Data entries
---*---

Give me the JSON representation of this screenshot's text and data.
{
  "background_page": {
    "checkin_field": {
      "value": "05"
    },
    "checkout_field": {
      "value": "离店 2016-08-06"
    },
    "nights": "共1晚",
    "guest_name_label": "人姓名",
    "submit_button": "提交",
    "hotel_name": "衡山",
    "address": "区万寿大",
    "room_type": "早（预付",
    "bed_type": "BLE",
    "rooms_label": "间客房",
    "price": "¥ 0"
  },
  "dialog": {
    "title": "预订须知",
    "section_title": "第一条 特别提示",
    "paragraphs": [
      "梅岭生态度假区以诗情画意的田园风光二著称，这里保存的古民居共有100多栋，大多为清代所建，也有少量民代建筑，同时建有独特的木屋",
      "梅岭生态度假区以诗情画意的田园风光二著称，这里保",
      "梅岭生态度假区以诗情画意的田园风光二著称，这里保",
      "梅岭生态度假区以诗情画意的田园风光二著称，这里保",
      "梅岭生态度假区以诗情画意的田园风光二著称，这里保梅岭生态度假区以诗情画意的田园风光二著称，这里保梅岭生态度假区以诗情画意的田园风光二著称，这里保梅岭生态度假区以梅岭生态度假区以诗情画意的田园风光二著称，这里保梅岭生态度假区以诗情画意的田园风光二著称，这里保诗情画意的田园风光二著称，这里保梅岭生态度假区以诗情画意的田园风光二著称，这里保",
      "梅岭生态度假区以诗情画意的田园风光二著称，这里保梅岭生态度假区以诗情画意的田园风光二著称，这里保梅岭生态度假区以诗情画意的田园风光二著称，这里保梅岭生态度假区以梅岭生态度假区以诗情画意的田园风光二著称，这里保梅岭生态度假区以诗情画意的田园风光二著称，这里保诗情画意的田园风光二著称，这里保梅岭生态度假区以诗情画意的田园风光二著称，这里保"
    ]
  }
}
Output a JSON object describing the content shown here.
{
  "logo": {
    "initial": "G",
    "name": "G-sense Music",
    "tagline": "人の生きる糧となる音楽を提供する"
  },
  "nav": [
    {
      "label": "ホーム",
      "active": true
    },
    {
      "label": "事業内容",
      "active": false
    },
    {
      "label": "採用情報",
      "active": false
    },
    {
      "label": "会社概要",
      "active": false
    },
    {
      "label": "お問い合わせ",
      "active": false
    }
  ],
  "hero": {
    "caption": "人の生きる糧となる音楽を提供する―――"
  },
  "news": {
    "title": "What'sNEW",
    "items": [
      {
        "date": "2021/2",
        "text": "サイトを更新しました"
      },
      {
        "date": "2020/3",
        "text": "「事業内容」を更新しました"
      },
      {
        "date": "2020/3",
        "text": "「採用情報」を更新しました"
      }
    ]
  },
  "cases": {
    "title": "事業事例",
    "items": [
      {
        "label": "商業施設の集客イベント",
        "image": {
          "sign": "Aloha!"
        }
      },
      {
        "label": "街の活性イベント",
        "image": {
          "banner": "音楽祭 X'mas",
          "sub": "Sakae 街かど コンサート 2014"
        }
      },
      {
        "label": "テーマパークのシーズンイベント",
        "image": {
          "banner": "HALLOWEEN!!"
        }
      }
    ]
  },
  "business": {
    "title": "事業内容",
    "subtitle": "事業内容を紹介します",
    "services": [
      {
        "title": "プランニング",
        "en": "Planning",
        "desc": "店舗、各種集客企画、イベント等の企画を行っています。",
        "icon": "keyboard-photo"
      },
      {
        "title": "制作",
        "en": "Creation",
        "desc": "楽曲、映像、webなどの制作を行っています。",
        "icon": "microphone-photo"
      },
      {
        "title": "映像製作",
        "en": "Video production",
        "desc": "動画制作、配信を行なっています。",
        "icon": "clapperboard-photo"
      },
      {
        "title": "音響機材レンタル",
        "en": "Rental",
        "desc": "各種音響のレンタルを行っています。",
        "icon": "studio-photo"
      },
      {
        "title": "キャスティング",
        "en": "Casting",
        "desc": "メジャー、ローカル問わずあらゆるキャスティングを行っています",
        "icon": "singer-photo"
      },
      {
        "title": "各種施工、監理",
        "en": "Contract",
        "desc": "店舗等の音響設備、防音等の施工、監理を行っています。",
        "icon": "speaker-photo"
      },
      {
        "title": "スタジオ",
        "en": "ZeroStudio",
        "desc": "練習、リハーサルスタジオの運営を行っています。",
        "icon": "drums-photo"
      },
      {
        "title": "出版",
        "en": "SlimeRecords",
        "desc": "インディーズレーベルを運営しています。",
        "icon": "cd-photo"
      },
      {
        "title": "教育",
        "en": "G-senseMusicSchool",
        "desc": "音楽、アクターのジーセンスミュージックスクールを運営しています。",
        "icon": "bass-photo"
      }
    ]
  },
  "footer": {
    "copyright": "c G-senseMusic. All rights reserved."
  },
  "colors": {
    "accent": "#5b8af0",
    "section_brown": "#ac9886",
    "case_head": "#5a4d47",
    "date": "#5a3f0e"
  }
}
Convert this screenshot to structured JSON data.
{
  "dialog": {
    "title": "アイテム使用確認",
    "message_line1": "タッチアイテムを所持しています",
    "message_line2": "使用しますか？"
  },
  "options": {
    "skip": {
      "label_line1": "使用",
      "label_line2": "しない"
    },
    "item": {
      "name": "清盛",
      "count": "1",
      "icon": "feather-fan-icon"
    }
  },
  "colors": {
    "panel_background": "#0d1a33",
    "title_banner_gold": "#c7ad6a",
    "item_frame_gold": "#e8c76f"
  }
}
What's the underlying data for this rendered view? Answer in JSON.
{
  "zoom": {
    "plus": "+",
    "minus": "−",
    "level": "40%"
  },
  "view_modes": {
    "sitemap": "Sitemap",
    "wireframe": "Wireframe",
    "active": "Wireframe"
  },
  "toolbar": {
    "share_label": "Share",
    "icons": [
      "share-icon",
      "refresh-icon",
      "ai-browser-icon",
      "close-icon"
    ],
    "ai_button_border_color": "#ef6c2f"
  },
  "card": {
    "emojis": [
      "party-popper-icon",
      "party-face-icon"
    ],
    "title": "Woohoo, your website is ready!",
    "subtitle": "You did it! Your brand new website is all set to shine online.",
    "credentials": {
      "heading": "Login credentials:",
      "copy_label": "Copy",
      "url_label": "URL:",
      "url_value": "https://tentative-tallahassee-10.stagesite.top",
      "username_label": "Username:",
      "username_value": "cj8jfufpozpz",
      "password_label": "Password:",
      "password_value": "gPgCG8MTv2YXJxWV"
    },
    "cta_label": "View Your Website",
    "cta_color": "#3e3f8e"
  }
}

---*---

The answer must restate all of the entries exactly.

Expected answer
Give me the JSON representation of this screenshot's text and data.
{
  "background_page": {
    "checkin_field": {
      "value": "05"
    },
    "checkout_field": {
      "value": "离店 2016-08-06"
    },
    "nights": "共1晚",
    "guest_name_label": "人姓名",
    "submit_button": "提交",
    "hotel_name": "衡山",
    "address": "区万寿大",
    "room_type": "早（预付",
    "bed_type": "BLE",
    "rooms_label": "间客房",
    "price": "¥ 0"
  },
  "dialog": {
    "title": "预订须知",
    "section_title": "第一条 特别提示",
    "paragraphs": [
      "梅岭生态度假区以诗情画意的田园风光二著称，这里保存的古民居共有100多栋，大多为清代所建，也有少量民代建筑，同时建有独特的木屋",
      "梅岭生态度假区以诗情画意的田园风光二著称，这里保",
      "梅岭生态度假区以诗情画意的田园风光二著称，这里保",
      "梅岭生态度假区以诗情画意的田园风光二著称，这里保",
      "梅岭生态度假区以诗情画意的田园风光二著称，这里保梅岭生态度假区以诗情画意的田园风光二著称，这里保梅岭生态度假区以诗情画意的田园风光二著称，这里保梅岭生态度假区以梅岭生态度假区以诗情画意的田园风光二著称，这里保梅岭生态度假区以诗情画意的田园风光二著称，这里保诗情画意的田园风光二著称，这里保梅岭生态度假区以诗情画意的田园风光二著称，这里保",
      "梅岭生态度假区以诗情画意的田园风光二著称，这里保梅岭生态度假区以诗情画意的田园风光二著称，这里保梅岭生态度假区以诗情画意的田园风光二著称，这里保梅岭生态度假区以梅岭生态度假区以诗情画意的田园风光二著称，这里保梅岭生态度假区以诗情画意的田园风光二著称，这里保诗情画意的田园风光二著称，这里保梅岭生态度假区以诗情画意的田园风光二著称，这里保"
    ]
  }
}
Output a JSON object describing the content shown here.
{
  "logo": {
    "initial": "G",
    "name": "G-sense Music",
    "tagline": "人の生きる糧となる音楽を提供する"
  },
  "nav": [
    {
      "label": "ホーム",
      "active": true
    },
    {
      "label": "事業内容",
      "active": false
    },
    {
      "label": "採用情報",
      "active": false
    },
    {
      "label": "会社概要",
      "active": false
    },
    {
      "label": "お問い合わせ",
      "active": false
    }
  ],
  "hero": {
    "caption": "人の生きる糧となる音楽を提供する―――"
  },
  "news": {
    "title": "What'sNEW",
    "items": [
      {
        "date": "2021/2",
        "text": "サイトを更新しました"
      },
      {
        "date": "2020/3",
        "text": "「事業内容」を更新しました"
      },
      {
        "date": "2020/3",
        "text": "「採用情報」を更新しました"
      }
    ]
  },
  "cases": {
    "title": "事業事例",
    "items": [
      {
        "label": "商業施設の集客イベント",
        "image": {
          "sign": "Aloha!"
        }
      },
      {
        "label": "街の活性イベント",
        "image": {
          "banner": "音楽祭 X'mas",
          "sub": "Sakae 街かど コンサート 2014"
        }
      },
      {
        "label": "テーマパークのシーズンイベント",
        "image": {
          "banner": "HALLOWEEN!!"
        }
      }
    ]
  },
  "business": {
    "title": "事業内容",
    "subtitle": "事業内容を紹介します",
    "services": [
      {
        "title": "プランニング",
        "en": "Planning",
        "desc": "店舗、各種集客企画、イベント等の企画を行っています。",
        "icon": "keyboard-photo"
      },
      {
        "title": "制作",
        "en": "Creation",
        "desc": "楽曲、映像、webなどの制作を行っています。",
        "icon": "microphone-photo"
      },
      {
        "title": "映像製作",
        "en": "Video production",
        "desc": "動画制作、配信を行なっています。",
        "icon": "clapperboard-photo"
      },
      {
        "title": "音響機材レンタル",
        "en": "Rental",
        "desc": "各種音響のレンタルを行っています。",
        "icon": "studio-photo"
      },
      {
        "title": "キャスティング",
        "en": "Casting",
        "desc": "メジャー、ローカル問わずあらゆるキャスティングを行っています",
        "icon": "singer-photo"
      },
      {
        "title": "各種施工、監理",
        "en": "Contract",
        "desc": "店舗等の音響設備、防音等の施工、監理を行っています。",
        "icon": "speaker-photo"
      },
      {
        "title": "スタジオ",
        "en": "ZeroStudio",
        "desc": "練習、リハーサルスタジオの運営を行っています。",
        "icon": "drums-photo"
      },
      {
        "title": "出版",
        "en": "SlimeRecords",
        "desc": "インディーズレーベルを運営しています。",
        "icon": "cd-photo"
      },
      {
        "title": "教育",
        "en": "G-senseMusicSchool",
        "desc": "音楽、アクターのジーセンスミュージックスクールを運営しています。",
        "icon": "bass-photo"
      }
    ]
  },
  "footer": {
    "copyright": "c G-senseMusic. All rights reserved."
  },
  "colors": {
    "accent": "#5b8af0",
    "section_brown": "#ac9886",
    "case_head": "#5a4d47",
    "date": "#5a3f0e"
  }
}
Convert this screenshot to structured JSON data.
{
  "dialog": {
    "title": "アイテム使用確認",
    "message_line1": "タッチアイテムを所持しています",
    "message_line2": "使用しますか？"
  },
  "options": {
    "skip": {
      "label_line1": "使用",
      "label_line2": "しない"
    },
    "item": {
      "name": "清盛",
      "count": "1",
      "icon": "feather-fan-icon"
    }
  },
  "colors": {
    "panel_background": "#0d1a33",
    "title_banner_gold": "#c7ad6a",
    "item_frame_gold": "#e8c76f"
  }
}
What's the underlying data for this rendered view? Answer in JSON.
{
  "zoom": {
    "plus": "+",
    "minus": "−",
    "level": "40%"
  },
  "view_modes": {
    "sitemap": "Sitemap",
    "wireframe": "Wireframe",
    "active": "Wireframe"
  },
  "toolbar": {
    "share_label": "Share",
    "icons": [
      "share-icon",
      "refresh-icon",
      "ai-browser-icon",
      "close-icon"
    ],
    "ai_button_border_color": "#ef6c2f"
  },
  "card": {
    "emojis": [
      "party-popper-icon",
      "party-face-icon"
    ],
    "title": "Woohoo, your website is ready!",
    "subtitle": "You did it! Your brand new website is all set to shine online.",
    "credentials": {
      "heading": "Login credentials:",
      "copy_label": "Copy",
      "url_label": "URL:",
      "url_value": "https://tentative-tallahassee-10.stagesite.top",
      "username_label": "Username:",
      "username_value": "cj8jfufpozpz",
      "password_label": "Password:",
      "password_value": "gPgCG8MTv2YXJxWV"
    },
    "cta_label": "View Your Website",
    "cta_color": "#3e3f8e"
  }
}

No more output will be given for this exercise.